Records supplied START

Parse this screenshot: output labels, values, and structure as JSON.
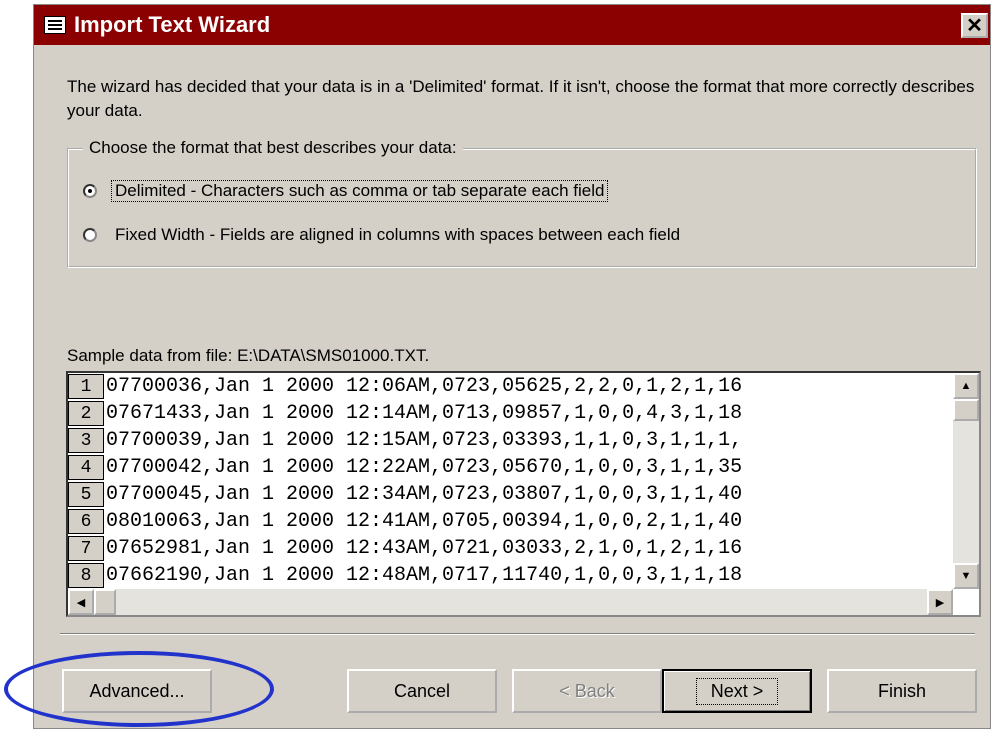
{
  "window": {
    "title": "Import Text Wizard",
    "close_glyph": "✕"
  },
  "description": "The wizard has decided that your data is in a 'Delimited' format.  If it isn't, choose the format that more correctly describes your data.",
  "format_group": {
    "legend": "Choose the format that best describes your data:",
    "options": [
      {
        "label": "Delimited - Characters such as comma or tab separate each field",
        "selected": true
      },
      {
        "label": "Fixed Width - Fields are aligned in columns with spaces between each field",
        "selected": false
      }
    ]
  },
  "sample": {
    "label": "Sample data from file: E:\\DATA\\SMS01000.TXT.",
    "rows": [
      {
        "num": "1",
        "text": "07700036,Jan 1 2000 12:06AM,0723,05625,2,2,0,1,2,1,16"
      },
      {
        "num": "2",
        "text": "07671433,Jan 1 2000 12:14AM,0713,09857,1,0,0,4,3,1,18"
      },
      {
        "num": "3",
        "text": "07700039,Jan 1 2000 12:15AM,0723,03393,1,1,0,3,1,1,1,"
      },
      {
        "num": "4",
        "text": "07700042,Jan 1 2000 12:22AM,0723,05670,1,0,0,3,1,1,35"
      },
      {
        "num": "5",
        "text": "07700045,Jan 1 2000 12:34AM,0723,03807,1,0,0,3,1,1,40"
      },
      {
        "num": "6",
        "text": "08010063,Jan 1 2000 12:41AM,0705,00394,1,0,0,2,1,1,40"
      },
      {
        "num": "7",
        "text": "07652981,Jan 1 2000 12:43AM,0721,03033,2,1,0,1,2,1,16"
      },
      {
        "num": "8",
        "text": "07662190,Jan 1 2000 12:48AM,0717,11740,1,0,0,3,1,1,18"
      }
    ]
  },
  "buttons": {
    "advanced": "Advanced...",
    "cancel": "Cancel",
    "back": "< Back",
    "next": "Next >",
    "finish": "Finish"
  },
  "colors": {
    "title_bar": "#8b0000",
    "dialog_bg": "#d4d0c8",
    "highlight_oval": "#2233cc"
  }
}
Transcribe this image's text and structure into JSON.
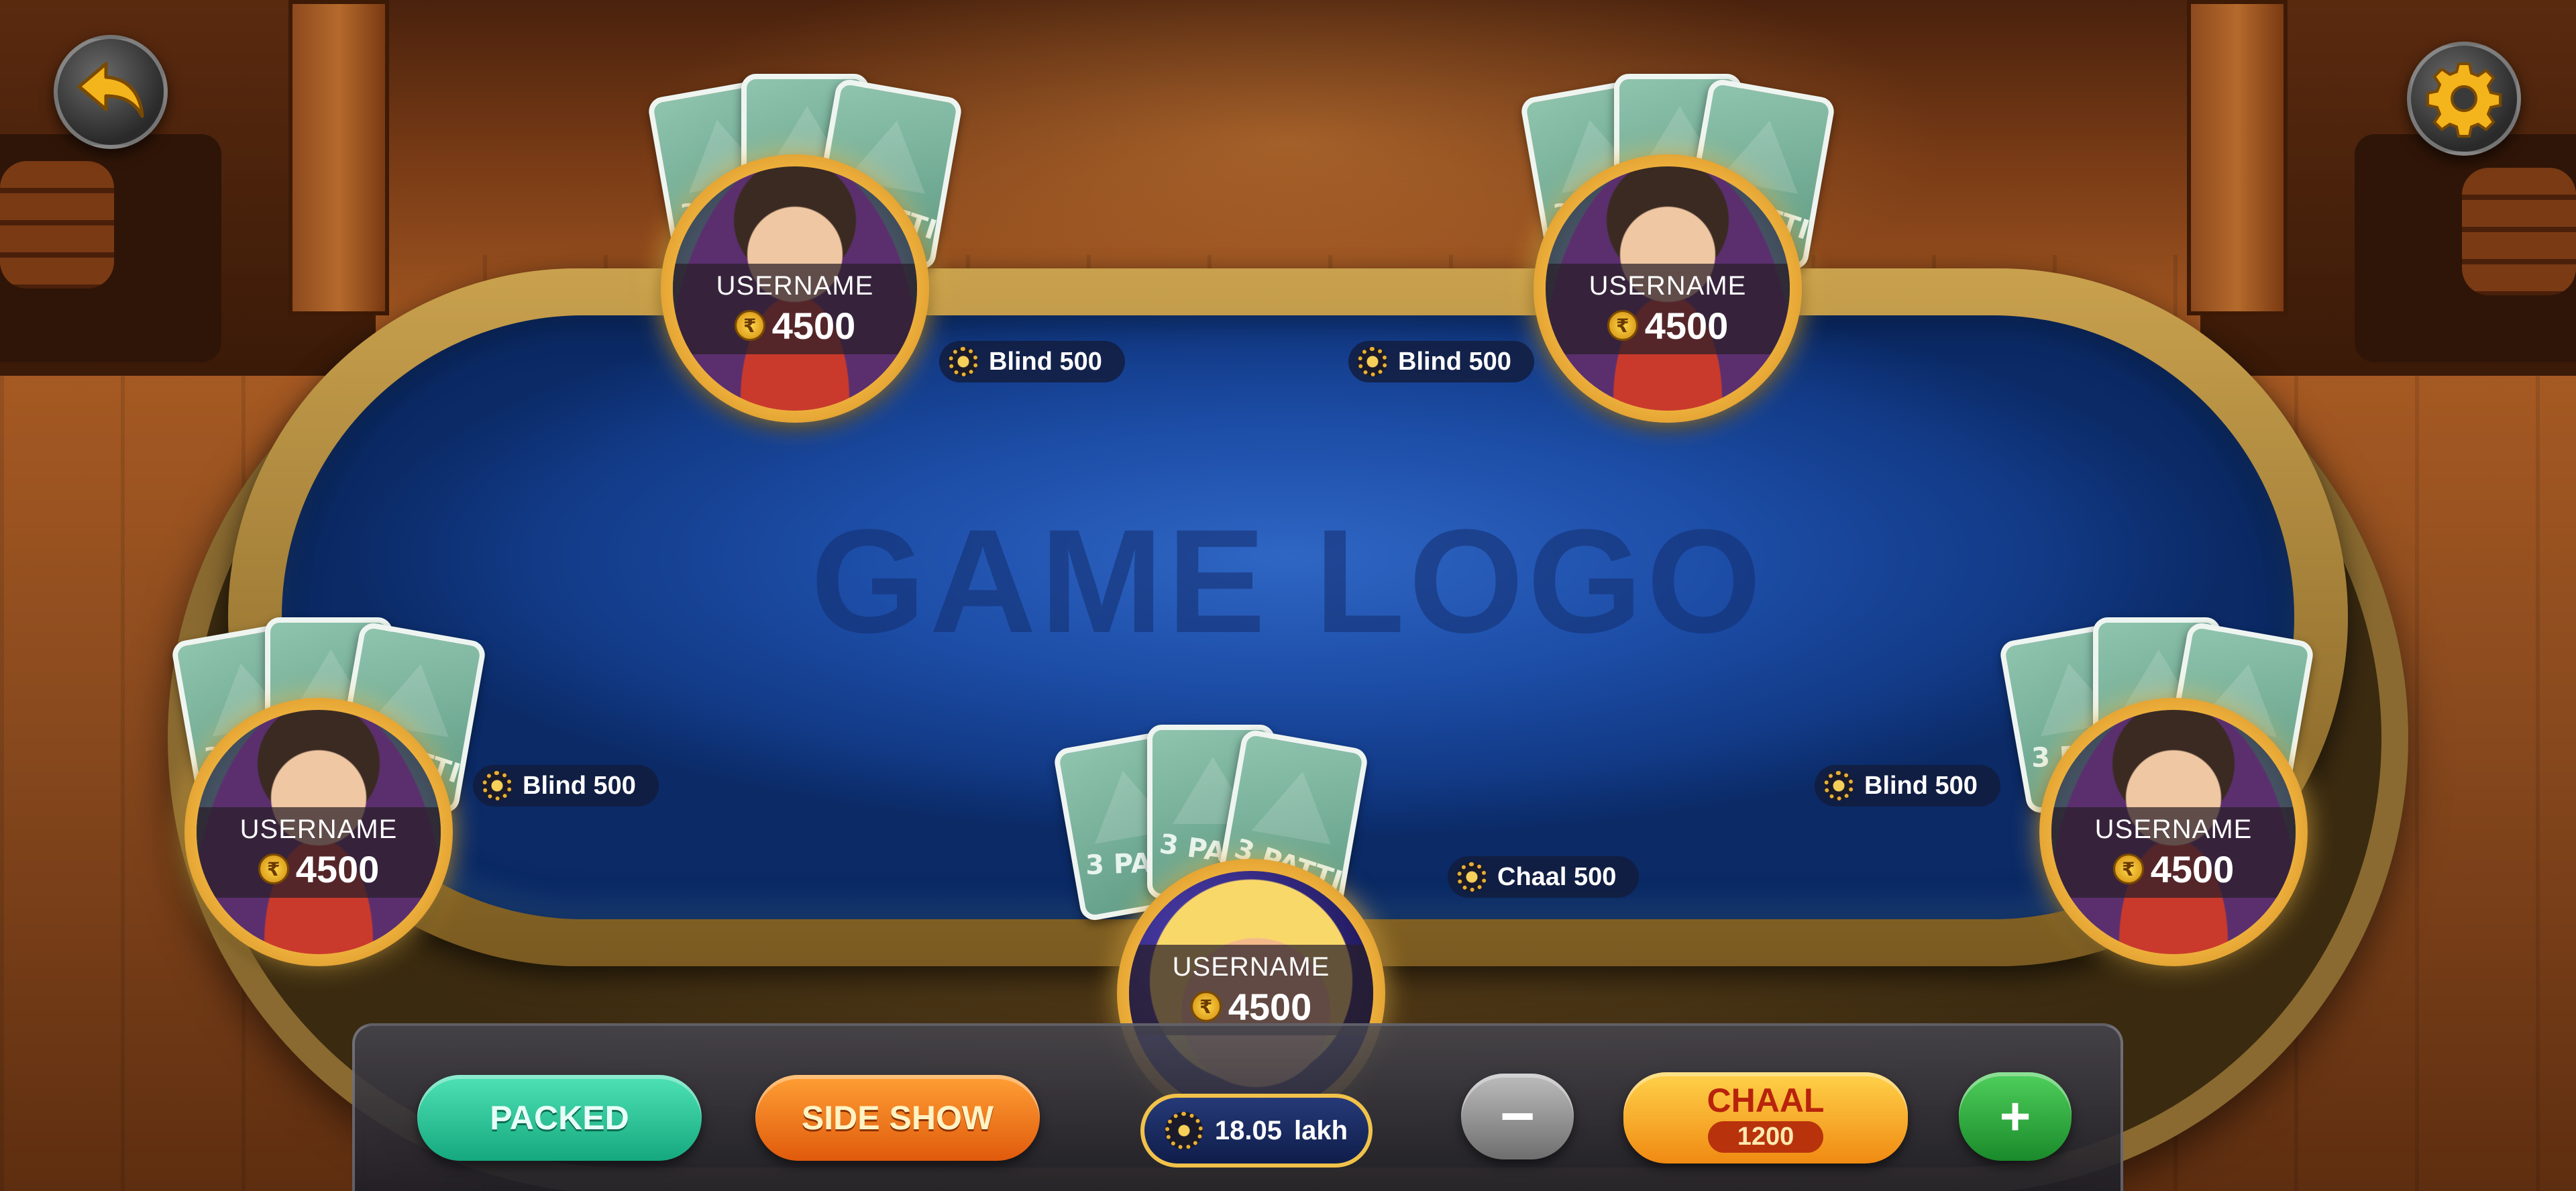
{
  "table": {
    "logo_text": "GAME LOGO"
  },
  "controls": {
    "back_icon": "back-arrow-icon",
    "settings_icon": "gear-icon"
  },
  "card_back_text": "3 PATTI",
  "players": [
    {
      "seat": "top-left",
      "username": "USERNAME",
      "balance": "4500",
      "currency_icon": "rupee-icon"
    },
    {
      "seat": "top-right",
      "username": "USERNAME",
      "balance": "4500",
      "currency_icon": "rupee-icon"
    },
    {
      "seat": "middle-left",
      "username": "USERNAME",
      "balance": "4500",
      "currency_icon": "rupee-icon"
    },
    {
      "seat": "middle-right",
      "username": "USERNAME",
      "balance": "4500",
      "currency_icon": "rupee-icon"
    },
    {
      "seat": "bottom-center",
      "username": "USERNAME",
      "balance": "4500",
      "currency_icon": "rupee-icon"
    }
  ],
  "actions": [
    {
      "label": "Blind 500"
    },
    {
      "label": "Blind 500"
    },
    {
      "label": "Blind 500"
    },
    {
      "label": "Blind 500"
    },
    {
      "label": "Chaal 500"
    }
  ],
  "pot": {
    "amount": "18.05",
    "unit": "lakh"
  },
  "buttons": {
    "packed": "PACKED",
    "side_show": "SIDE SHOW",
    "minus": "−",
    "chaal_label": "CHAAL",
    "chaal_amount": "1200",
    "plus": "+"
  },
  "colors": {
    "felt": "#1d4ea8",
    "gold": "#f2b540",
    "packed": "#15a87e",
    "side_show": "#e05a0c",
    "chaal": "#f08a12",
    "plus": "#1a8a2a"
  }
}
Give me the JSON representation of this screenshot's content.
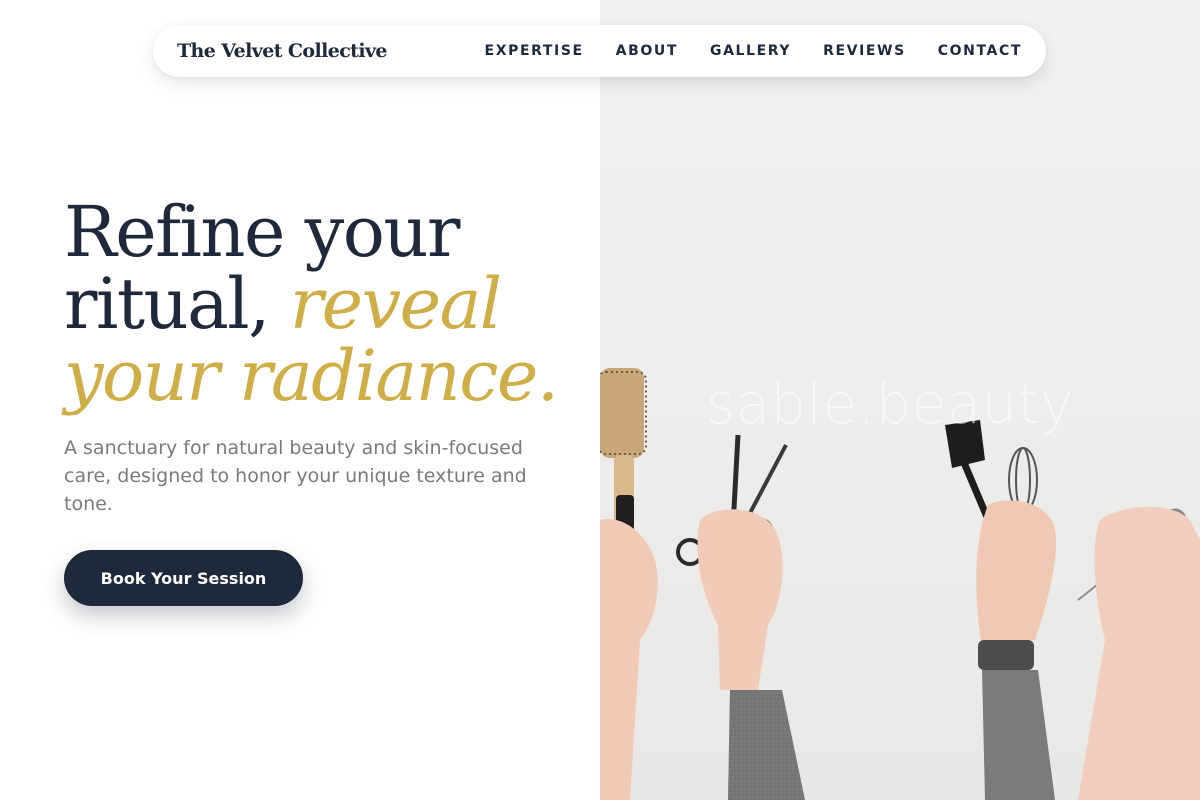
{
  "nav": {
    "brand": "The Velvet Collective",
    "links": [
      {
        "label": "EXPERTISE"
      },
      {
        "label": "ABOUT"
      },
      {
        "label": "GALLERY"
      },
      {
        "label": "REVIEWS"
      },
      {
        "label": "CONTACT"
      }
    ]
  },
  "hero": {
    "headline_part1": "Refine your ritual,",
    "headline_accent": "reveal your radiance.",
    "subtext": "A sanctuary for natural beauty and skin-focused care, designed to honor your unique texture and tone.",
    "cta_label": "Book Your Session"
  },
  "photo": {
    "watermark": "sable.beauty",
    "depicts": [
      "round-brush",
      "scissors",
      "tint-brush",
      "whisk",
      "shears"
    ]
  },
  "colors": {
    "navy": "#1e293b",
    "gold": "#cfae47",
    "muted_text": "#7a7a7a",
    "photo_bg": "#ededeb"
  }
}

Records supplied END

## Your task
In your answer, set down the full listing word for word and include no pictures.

## Written response
Parse this screenshot: output labels, values, and structure as JSON.
{
  "window": {
    "title": "Import Text Wizard",
    "close_glyph": "✕"
  },
  "description": "The wizard has decided that your data is in a 'Delimited' format.  If it isn't, choose the format that more correctly describes your data.",
  "format_group": {
    "legend": "Choose the format that best describes your data:",
    "options": [
      {
        "label": "Delimited - Characters such as comma or tab separate each field",
        "selected": true
      },
      {
        "label": "Fixed Width - Fields are aligned in columns with spaces between each field",
        "selected": false
      }
    ]
  },
  "sample": {
    "label": "Sample data from file: E:\\DATA\\SMS01000.TXT.",
    "rows": [
      {
        "num": "1",
        "text": "07700036,Jan 1 2000 12:06AM,0723,05625,2,2,0,1,2,1,16"
      },
      {
        "num": "2",
        "text": "07671433,Jan 1 2000 12:14AM,0713,09857,1,0,0,4,3,1,18"
      },
      {
        "num": "3",
        "text": "07700039,Jan 1 2000 12:15AM,0723,03393,1,1,0,3,1,1,1,"
      },
      {
        "num": "4",
        "text": "07700042,Jan 1 2000 12:22AM,0723,05670,1,0,0,3,1,1,35"
      },
      {
        "num": "5",
        "text": "07700045,Jan 1 2000 12:34AM,0723,03807,1,0,0,3,1,1,40"
      },
      {
        "num": "6",
        "text": "08010063,Jan 1 2000 12:41AM,0705,00394,1,0,0,2,1,1,40"
      },
      {
        "num": "7",
        "text": "07652981,Jan 1 2000 12:43AM,0721,03033,2,1,0,1,2,1,16"
      },
      {
        "num": "8",
        "text": "07662190,Jan 1 2000 12:48AM,0717,11740,1,0,0,3,1,1,18"
      }
    ]
  },
  "buttons": {
    "advanced": "Advanced...",
    "cancel": "Cancel",
    "back": "< Back",
    "next": "Next >",
    "finish": "Finish"
  },
  "colors": {
    "title_bar": "#8b0000",
    "dialog_bg": "#d4d0c8",
    "highlight_oval": "#2233cc"
  }
}
Transcribe this image's text and structure into JSON.
{
  "table": {
    "logo_text": "GAME LOGO"
  },
  "controls": {
    "back_icon": "back-arrow-icon",
    "settings_icon": "gear-icon"
  },
  "card_back_text": "3 PATTI",
  "players": [
    {
      "seat": "top-left",
      "username": "USERNAME",
      "balance": "4500",
      "currency_icon": "rupee-icon"
    },
    {
      "seat": "top-right",
      "username": "USERNAME",
      "balance": "4500",
      "currency_icon": "rupee-icon"
    },
    {
      "seat": "middle-left",
      "username": "USERNAME",
      "balance": "4500",
      "currency_icon": "rupee-icon"
    },
    {
      "seat": "middle-right",
      "username": "USERNAME",
      "balance": "4500",
      "currency_icon": "rupee-icon"
    },
    {
      "seat": "bottom-center",
      "username": "USERNAME",
      "balance": "4500",
      "currency_icon": "rupee-icon"
    }
  ],
  "actions": [
    {
      "label": "Blind 500"
    },
    {
      "label": "Blind 500"
    },
    {
      "label": "Blind 500"
    },
    {
      "label": "Blind 500"
    },
    {
      "label": "Chaal 500"
    }
  ],
  "pot": {
    "amount": "18.05",
    "unit": "lakh"
  },
  "buttons": {
    "packed": "PACKED",
    "side_show": "SIDE SHOW",
    "minus": "−",
    "chaal_label": "CHAAL",
    "chaal_amount": "1200",
    "plus": "+"
  },
  "colors": {
    "felt": "#1d4ea8",
    "gold": "#f2b540",
    "packed": "#15a87e",
    "side_show": "#e05a0c",
    "chaal": "#f08a12",
    "plus": "#1a8a2a"
  }
}
Give me the JSON representation of this screenshot's content.
{
  "nav": {
    "brand": "The Velvet Collective",
    "links": [
      {
        "label": "EXPERTISE"
      },
      {
        "label": "ABOUT"
      },
      {
        "label": "GALLERY"
      },
      {
        "label": "REVIEWS"
      },
      {
        "label": "CONTACT"
      }
    ]
  },
  "hero": {
    "headline_part1": "Refine your ritual,",
    "headline_accent": "reveal your radiance.",
    "subtext": "A sanctuary for natural beauty and skin-focused care, designed to honor your unique texture and tone.",
    "cta_label": "Book Your Session"
  },
  "photo": {
    "watermark": "sable.beauty",
    "depicts": [
      "round-brush",
      "scissors",
      "tint-brush",
      "whisk",
      "shears"
    ]
  },
  "colors": {
    "navy": "#1e293b",
    "gold": "#cfae47",
    "muted_text": "#7a7a7a",
    "photo_bg": "#ededeb"
  }
}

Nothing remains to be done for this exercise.